Exact repetition of the data is the whole task.

___ EXTRACTED INFORMATION ___

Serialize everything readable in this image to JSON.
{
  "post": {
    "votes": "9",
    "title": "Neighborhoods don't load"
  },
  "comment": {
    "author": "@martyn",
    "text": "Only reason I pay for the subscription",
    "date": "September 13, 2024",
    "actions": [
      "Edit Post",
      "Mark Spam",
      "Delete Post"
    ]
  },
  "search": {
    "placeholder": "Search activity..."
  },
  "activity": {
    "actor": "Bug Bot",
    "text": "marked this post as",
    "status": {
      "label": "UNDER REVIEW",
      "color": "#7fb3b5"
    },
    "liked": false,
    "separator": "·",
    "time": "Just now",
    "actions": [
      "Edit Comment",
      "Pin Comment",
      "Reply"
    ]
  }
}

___

> FINAL ANSWER:
Serialize everything readable in this image to JSON.
{
  "post": {
    "votes": "9",
    "title": "Neighborhoods don't load"
  },
  "comment": {
    "author": "@martyn",
    "text": "Only reason I pay for the subscription",
    "date": "September 13, 2024",
    "actions": [
      "Edit Post",
      "Mark Spam",
      "Delete Post"
    ]
  },
  "search": {
    "placeholder": "Search activity..."
  },
  "activity": {
    "actor": "Bug Bot",
    "text": "marked this post as",
    "status": {
      "label": "UNDER REVIEW",
      "color": "#7fb3b5"
    },
    "liked": false,
    "separator": "·",
    "time": "Just now",
    "actions": [
      "Edit Comment",
      "Pin Comment",
      "Reply"
    ]
  }
}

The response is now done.